== YOUR TASK ==
Report how many lines below contain the word "data". Write only that number.

== INPUT ==
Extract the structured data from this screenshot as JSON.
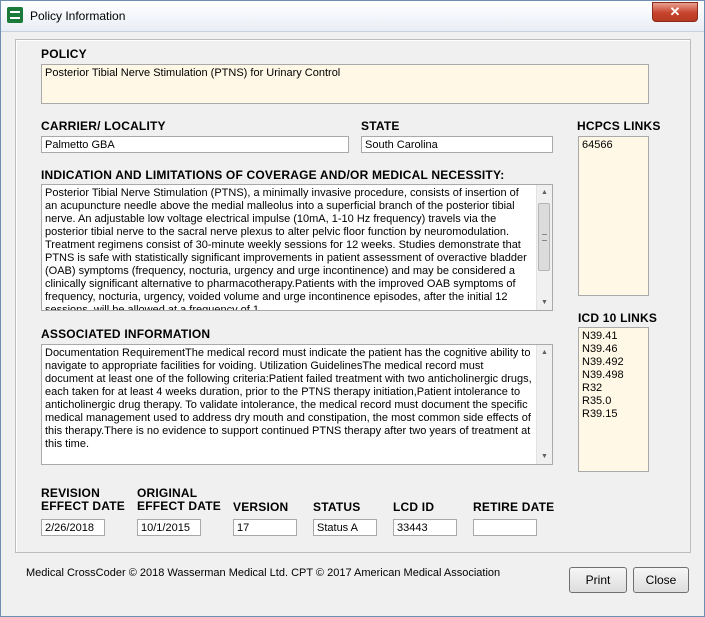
{
  "window": {
    "title": "Policy Information",
    "close_glyph": "✕"
  },
  "policy": {
    "label": "POLICY",
    "value": "Posterior Tibial Nerve Stimulation  (PTNS) for Urinary  Control"
  },
  "carrier": {
    "label": "CARRIER/ LOCALITY",
    "value": "Palmetto GBA"
  },
  "state": {
    "label": "STATE",
    "value": "South Carolina"
  },
  "hcpcs": {
    "label": "HCPCS LINKS",
    "items": [
      "64566"
    ]
  },
  "indication": {
    "label": "INDICATION AND  LIMITATIONS OF COVERAGE AND/OR MEDICAL NECESSITY:",
    "text": "Posterior Tibial Nerve Stimulation (PTNS), a minimally invasive procedure, consists of insertion of an acupuncture needle above the medial malleolus into a superficial branch of the posterior tibial nerve. An adjustable low voltage electrical impulse (10mA, 1-10 Hz frequency) travels via the posterior tibial nerve to the sacral nerve plexus to alter pelvic floor function by neuromodulation. Treatment regimens consist of 30-minute weekly sessions for 12 weeks. Studies demonstrate that PTNS is safe with statistically significant improvements in patient assessment of overactive bladder (OAB) symptoms (frequency, nocturia, urgency and urge incontinence) and may be considered a clinically significant alternative to pharmacotherapy.Patients with the improved OAB symptoms of frequency, nocturia, urgency, voided volume and urge incontinence episodes, after the initial 12 sessions, will be allowed at a frequency of 1"
  },
  "associated": {
    "label": "ASSOCIATED INFORMATION",
    "text": "Documentation RequirementThe medical record must indicate the patient has the cognitive ability to navigate to appropriate facilities for voiding. Utilization GuidelinesThe medical record must document at least one of the following criteria:Patient failed treatment with two anticholinergic drugs, each taken for at least 4 weeks duration, prior to the PTNS therapy initiation,Patient intolerance to anticholinergic drug therapy. To validate intolerance, the medical record must document the specific medical management used to address dry mouth and constipation, the most common side effects of this therapy.There is no evidence to support continued PTNS therapy after two years of treatment at this time."
  },
  "icd10": {
    "label": "ICD 10 LINKS",
    "items": [
      "N39.41",
      "N39.46",
      "N39.492",
      "N39.498",
      "R32",
      "R35.0",
      "R39.15"
    ]
  },
  "revision": {
    "label_line1": "REVISION",
    "label_line2": "EFFECT DATE",
    "value": "2/26/2018"
  },
  "original": {
    "label_line1": "ORIGINAL",
    "label_line2": "EFFECT DATE",
    "value": "10/1/2015"
  },
  "version": {
    "label": "VERSION",
    "value": "17"
  },
  "status": {
    "label": "STATUS",
    "value": "Status A"
  },
  "lcd": {
    "label": "LCD ID",
    "value": "33443"
  },
  "retire": {
    "label": "RETIRE DATE",
    "value": ""
  },
  "footer": {
    "text": "Medical CrossCoder © 2018 Wasserman Medical Ltd.   CPT © 2017 American Medical Association"
  },
  "buttons": {
    "print": "Print",
    "close": "Close"
  },
  "scroll": {
    "up": "▲",
    "down": "▼"
  }
}
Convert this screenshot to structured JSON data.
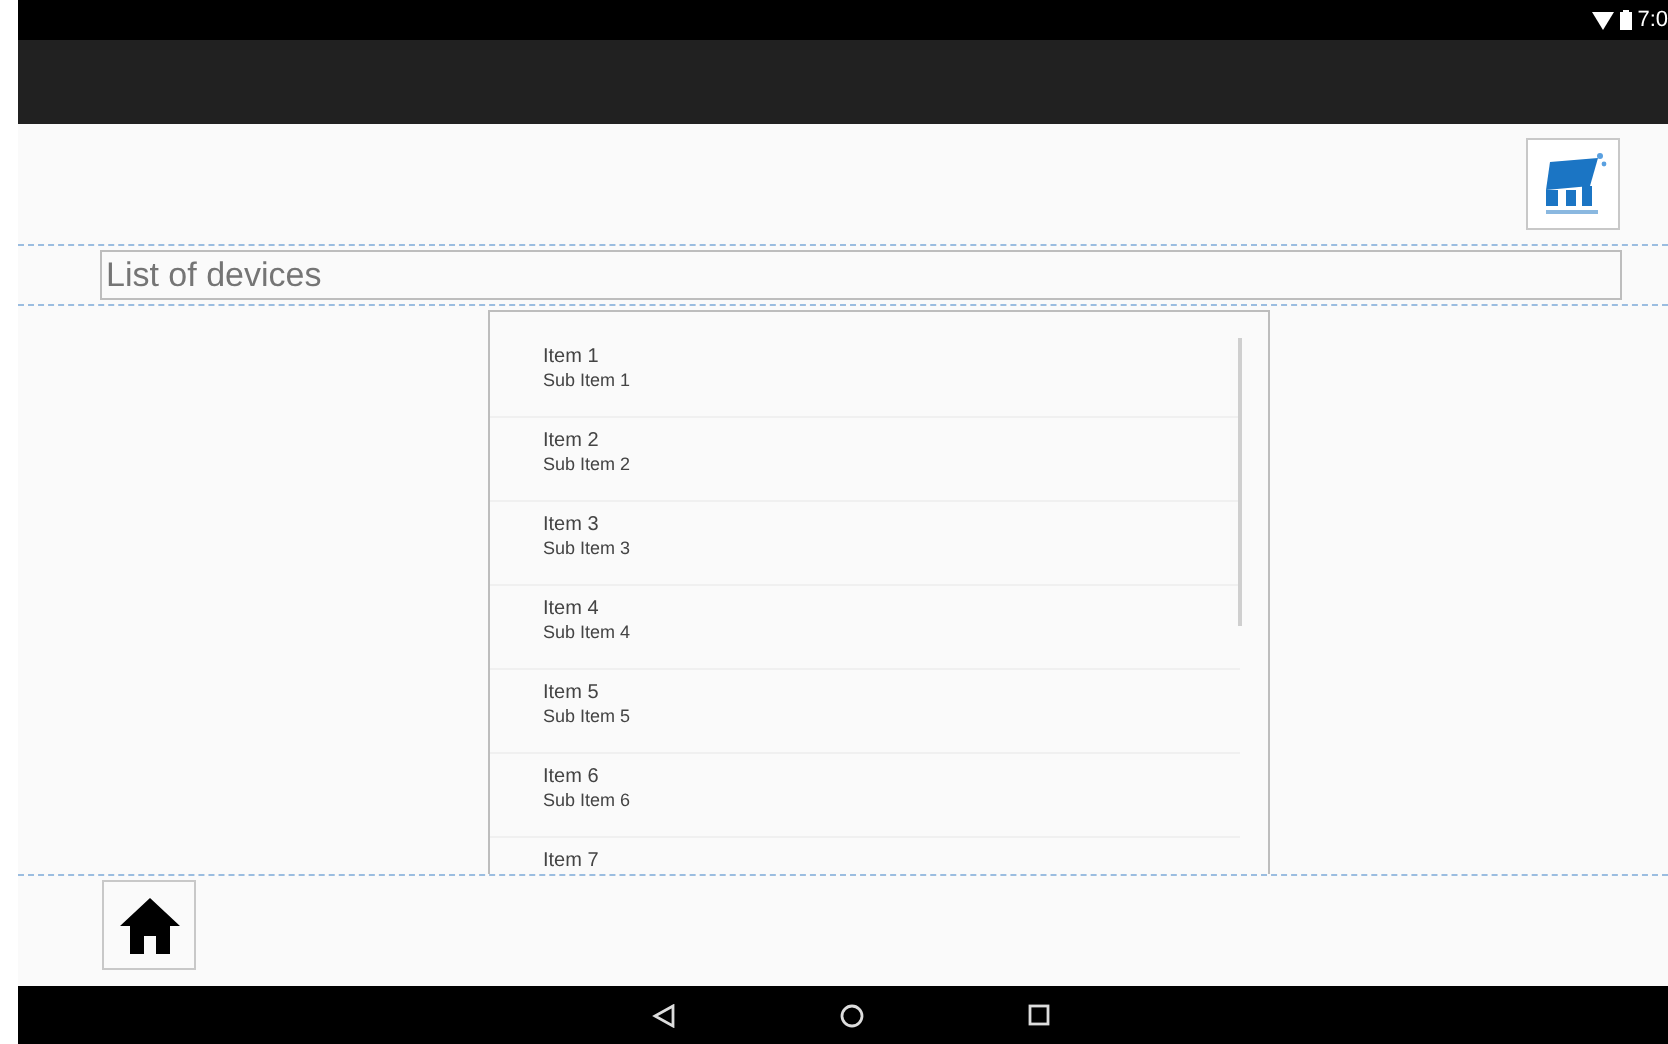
{
  "status_bar": {
    "time": "7:0"
  },
  "title_field": {
    "value": "List of devices"
  },
  "devices": [
    {
      "title": "Item 1",
      "subtitle": "Sub Item 1"
    },
    {
      "title": "Item 2",
      "subtitle": "Sub Item 2"
    },
    {
      "title": "Item 3",
      "subtitle": "Sub Item 3"
    },
    {
      "title": "Item 4",
      "subtitle": "Sub Item 4"
    },
    {
      "title": "Item 5",
      "subtitle": "Sub Item 5"
    },
    {
      "title": "Item 6",
      "subtitle": "Sub Item 6"
    },
    {
      "title": "Item 7"
    }
  ]
}
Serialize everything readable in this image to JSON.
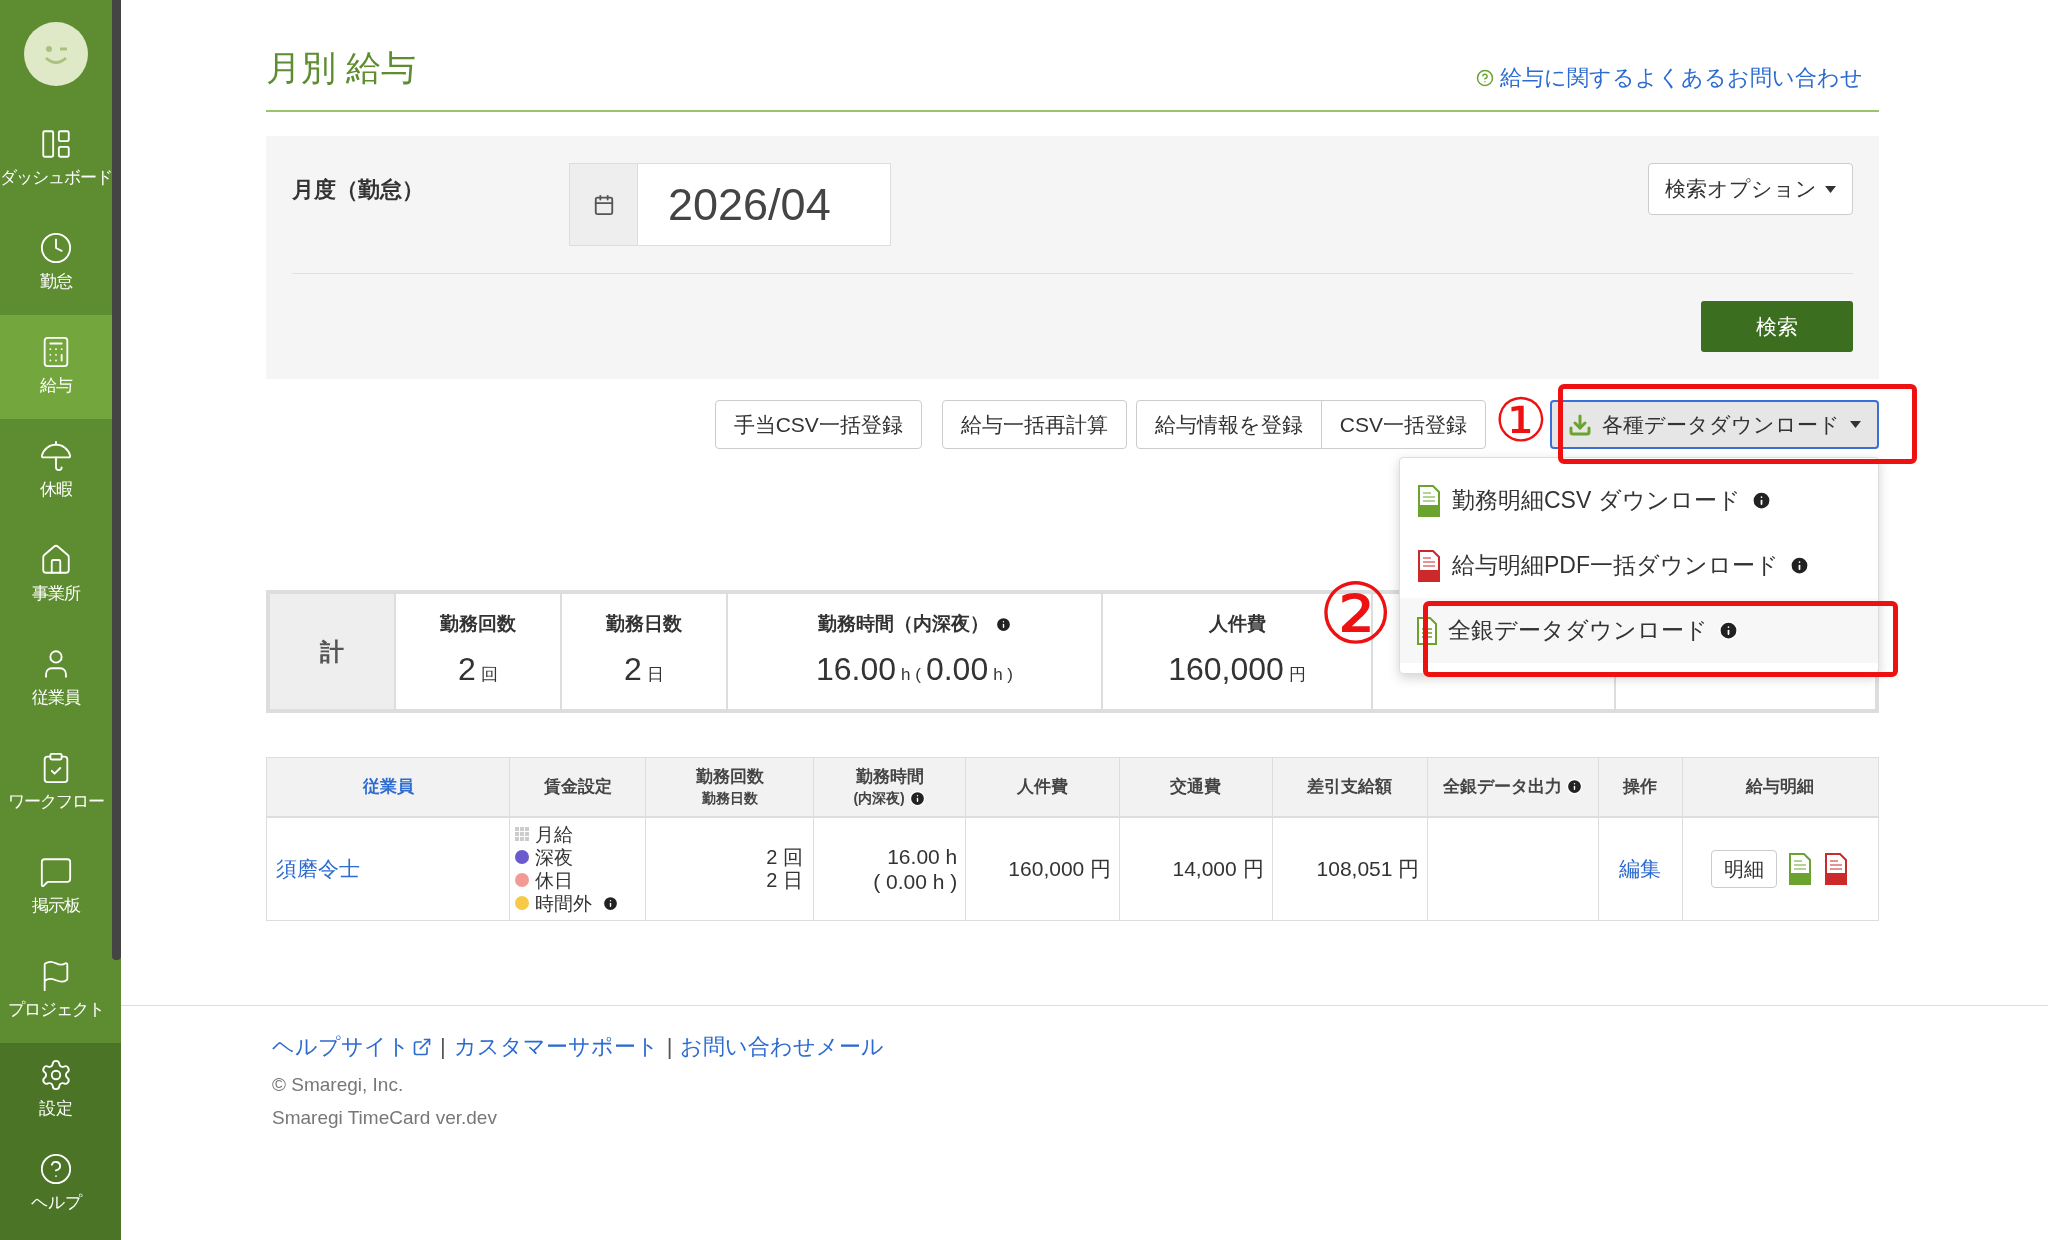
{
  "sidebar": {
    "items": [
      {
        "label": "ダッシュボード",
        "selected": false
      },
      {
        "label": "勤怠",
        "selected": false
      },
      {
        "label": "給与",
        "selected": true
      },
      {
        "label": "休暇",
        "selected": false
      },
      {
        "label": "事業所",
        "selected": false
      },
      {
        "label": "従業員",
        "selected": false
      },
      {
        "label": "ワークフロー",
        "selected": false
      },
      {
        "label": "掲示板",
        "selected": false
      },
      {
        "label": "プロジェクト",
        "selected": false
      }
    ],
    "bottom_items": [
      {
        "label": "設定"
      },
      {
        "label": "ヘルプ"
      }
    ]
  },
  "page": {
    "title": "月別 給与",
    "help_link": "給与に関するよくあるお問い合わせ"
  },
  "search": {
    "label": "月度（勤怠）",
    "month": "2026/04",
    "options_button": "検索オプション",
    "search_button": "検索"
  },
  "actions": {
    "buttons": [
      "手当CSV一括登録",
      "給与一括再計算"
    ],
    "group": [
      "給与情報を登録",
      "CSV一括登録"
    ],
    "download_button": "各種データダウンロード",
    "menu": [
      {
        "label": "勤務明細CSV ダウンロード",
        "kind": "csv",
        "selected": false
      },
      {
        "label": "給与明細PDF一括ダウンロード",
        "kind": "pdf",
        "selected": false
      },
      {
        "label": "全銀データダウンロード",
        "kind": "doc",
        "selected": true
      }
    ]
  },
  "annotations": [
    {
      "label": "①"
    },
    {
      "label": "②"
    }
  ],
  "totals": {
    "heading": "計",
    "cells": [
      {
        "label": "勤務回数",
        "parts": [
          {
            "value": "2",
            "unit": "回"
          }
        ]
      },
      {
        "label": "勤務日数",
        "parts": [
          {
            "value": "2",
            "unit": "日"
          }
        ]
      },
      {
        "label": "勤務時間（内深夜）",
        "info": true,
        "parts": [
          {
            "value": "16.00",
            "unit": "h ("
          },
          {
            "value": "0.00",
            "unit": "h )"
          }
        ]
      },
      {
        "label": "人件費",
        "parts": [
          {
            "value": "160,000",
            "unit": "円"
          }
        ]
      },
      {},
      {}
    ]
  },
  "table": {
    "columns": [
      {
        "label": "従業員",
        "kind": "link"
      },
      {
        "label": "賃金設定",
        "kind": "text"
      },
      {
        "label": "勤務回数",
        "sublabel": "勤務日数",
        "kind": "text"
      },
      {
        "label": "勤務時間",
        "sublabel": "(内深夜)",
        "info": true,
        "kind": "text"
      },
      {
        "label": "人件費",
        "kind": "text"
      },
      {
        "label": "交通費",
        "kind": "text"
      },
      {
        "label": "差引支給額",
        "kind": "text"
      },
      {
        "label": "全銀データ出力",
        "info": true,
        "kind": "text"
      },
      {
        "label": "操作",
        "kind": "text"
      },
      {
        "label": "給与明細",
        "kind": "text"
      }
    ],
    "rows": [
      {
        "employee": "須磨令士",
        "wage_settings": [
          {
            "label": "月給",
            "kind": "grid",
            "color": "#cccccc"
          },
          {
            "label": "深夜",
            "kind": "dot",
            "color": "#6a5acd"
          },
          {
            "label": "休日",
            "kind": "dot",
            "color": "#f29b94"
          },
          {
            "label": "時間外",
            "kind": "dot",
            "color": "#f7c948",
            "info": true
          }
        ],
        "counts": [
          "2 回",
          "2 日"
        ],
        "hours": [
          "16.00 h",
          "( 0.00 h )"
        ],
        "labor_cost": "160,000 円",
        "transport": "14,000 円",
        "net_pay": "108,051 円",
        "edit": "編集",
        "slip_button": "明細"
      }
    ]
  },
  "footer": {
    "separator": "|",
    "links": [
      "ヘルプサイト",
      "カスタマーサポート",
      "お問い合わせメール"
    ],
    "copyright": "© Smaregi, Inc.",
    "version": "Smaregi TimeCard ver.dev"
  }
}
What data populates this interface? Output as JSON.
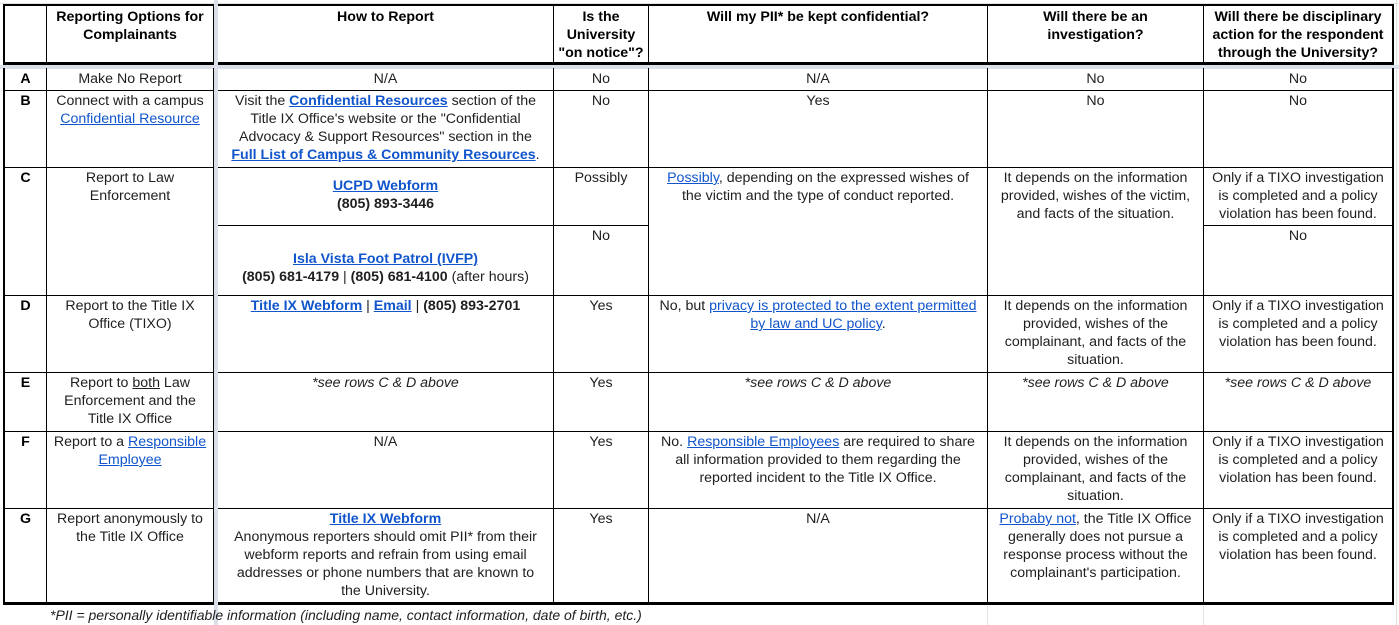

== FINISHED EXERCISE ==
3